Less Exercise Behind Teen Girls' Weight Gain
Drop in Physical Activity in Adolescence May Promote Childhood Obesity
WebMD News Archive
July 14, 2005 -- The growing time teenage girls spent on the phone or in
front of the TV rather than on the playing field or at the gym may add up to an
extra 20 pounds by the end of their adolescence, according a new study.
Researchers found a steep decline in physical activity during the teenage
years was largely responsible for weight gain commonly seen among adolescent
They say the results suggest that a drop in physical activity rather than a
sudden increase in calories may be fueling weight gain among teenaged girls and
contribute to childhood obesity.
Obesity is caused by an increase in calorie intake (eating more), a
reduction in energy expenditure (moving less), or both. But researchers say
that pinpointing the cause for the current rise in childhood obesity has been
Less Exercise Leads to Weight Gain
In the study, researchers followed a group of nearly 2,200 black and white
girls in three different U.S. cities from ages 9-10 to 18-19. Throughout the
study, researchers measured the girls' body mass index (BMI, a measure of
weight in relation to height used to indicate obesity) and body fat, as well as
monitored their physical activity level and calorie intake.
The results showed the girls' physical activity levels significantly
declined during adolescence while the number of overweight and obese girls
doubled -- without a significant increase in their calorie intake.
Only about a third of white girls remained physically active throughout

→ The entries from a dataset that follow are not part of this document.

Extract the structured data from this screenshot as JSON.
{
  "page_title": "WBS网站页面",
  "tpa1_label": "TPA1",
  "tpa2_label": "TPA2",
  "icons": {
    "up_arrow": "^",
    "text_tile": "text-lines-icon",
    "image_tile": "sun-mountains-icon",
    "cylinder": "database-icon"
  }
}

their teenage years compared with 11% of black girls.
Changes in physical activity scores significantly affected changes in BMI. A
drop in physical activity was associated with an increase in BMI.

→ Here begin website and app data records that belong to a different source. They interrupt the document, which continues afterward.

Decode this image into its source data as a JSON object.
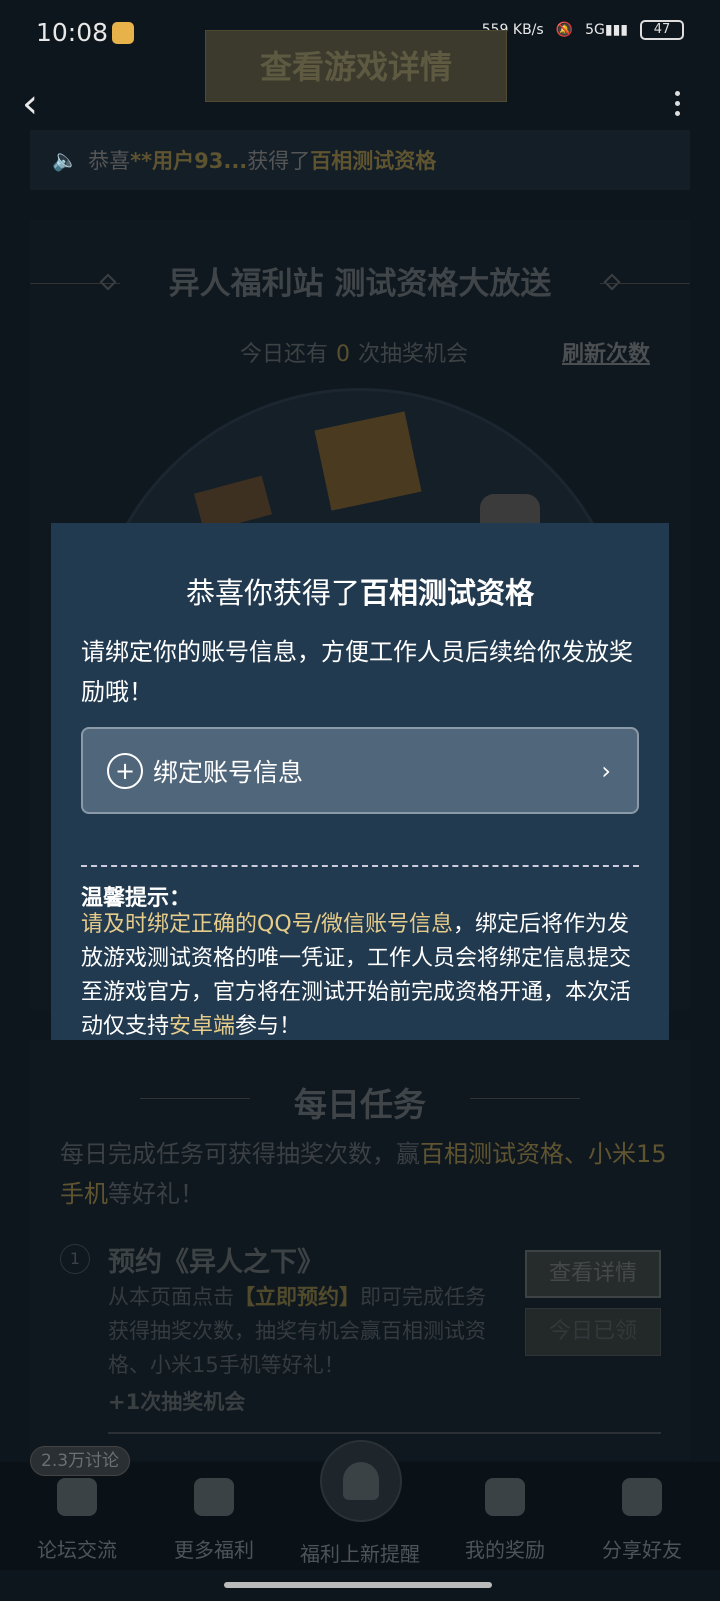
{
  "status_bar": {
    "time": "10:08",
    "net_speed": "559 KB/s",
    "battery": "47"
  },
  "header": {
    "top_button": "查看游戏详情",
    "back_icon": "chevron-left-icon",
    "more_icon": "more-vertical-icon"
  },
  "notice": {
    "prefix": "恭喜",
    "user": "**用户93...",
    "mid": "获得了",
    "prize": "百相测试资格"
  },
  "main": {
    "title": "异人福利站 测试资格大放送",
    "chances_prefix": "今日还有",
    "chances_count": "0",
    "chances_suffix": "次抽奖机会",
    "refresh_link": "刷新次数"
  },
  "modal": {
    "title_prefix": "恭喜你获得了",
    "title_prize": "百相测试资格",
    "desc": "请绑定你的账号信息，方便工作人员后续给你发放奖励哦！",
    "bind_button": "绑定账号信息",
    "tip_title": "温馨提示：",
    "tip_highlight": "请及时绑定正确的QQ号/微信账号信息",
    "tip_text1": "，绑定后将作为发放游戏测试资格的唯一凭证，工作人员会将绑定信息提交至游戏官方，官方将在测试开始前完成资格开通，本次活动仅支持",
    "tip_android": "安卓端",
    "tip_text2": "参与！"
  },
  "daily": {
    "title": "每日任务",
    "desc_prefix": "每日完成任务可获得抽奖次数，赢",
    "desc_gold": "百相测试资格、小米15手机",
    "desc_suffix": "等好礼！",
    "task1": {
      "num": "1",
      "title": "预约《异人之下》",
      "desc_prefix": "从本页面点击",
      "desc_gold": "【立即预约】",
      "desc_suffix": "即可完成任务获得抽奖次数，抽奖有机会赢百相测试资格、小米15手机等好礼！",
      "reward": "+1次抽奖机会",
      "view_button": "查看详情",
      "claimed_button": "今日已领"
    }
  },
  "bottom_nav": {
    "badge": "2.3万讨论",
    "items": [
      "论坛交流",
      "更多福利",
      "福利上新提醒",
      "我的奖励",
      "分享好友"
    ]
  }
}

They say the differences in BMI between physically active and inactive girls
tripled between ages 9-10 and 18-19 years.
Inactive white girls experienced an average weight gain of 9 to 13 pounds,
and inactive black girls gained an average of to 13 to 20 pounds.

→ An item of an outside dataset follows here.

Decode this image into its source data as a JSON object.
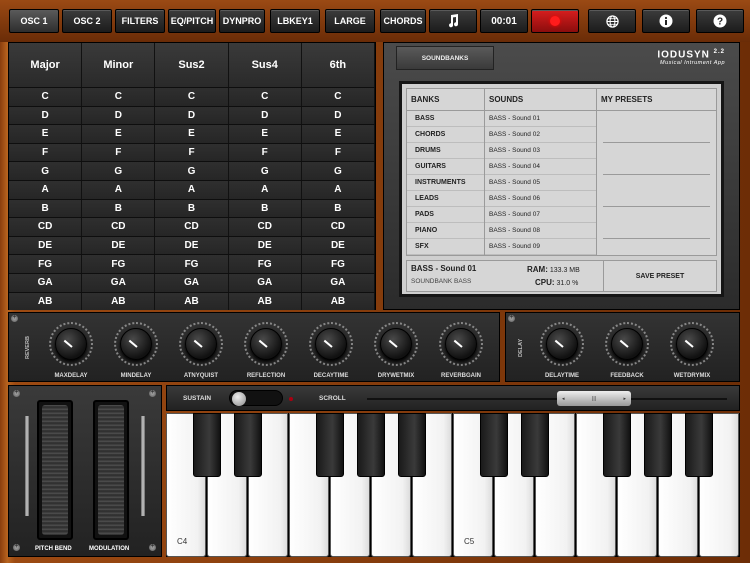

In addition, the results showed that black girls were significantly heavier
and fatter throughout adolescence than white girls. Their average calorie
intake increased by an average of 120 calories per day by the end of the study
while white girls' calorie intake was unchanged.
Staying Active May Fight Childhood Obesity
Researchers say their results suggest that programs to prevent the decline
in physical activity experienced during adolescence may be effective tools in
preventing childhood and adult obesity.
For example, they estimate that increasing the girls' physical activity by
the equivalent 2.5 hours of brisk walking per week could prevent the weight
gain experienced by the inactive girls.
In an editorial that accompanies the study in today's online edition of
The Lancet, John J. Reilly of the University of Glasgow says that
increased physical activity during adolescence would not only combat the
epidemic of childhood obesity but it would also provide benefits in improving
children's bone and heart health.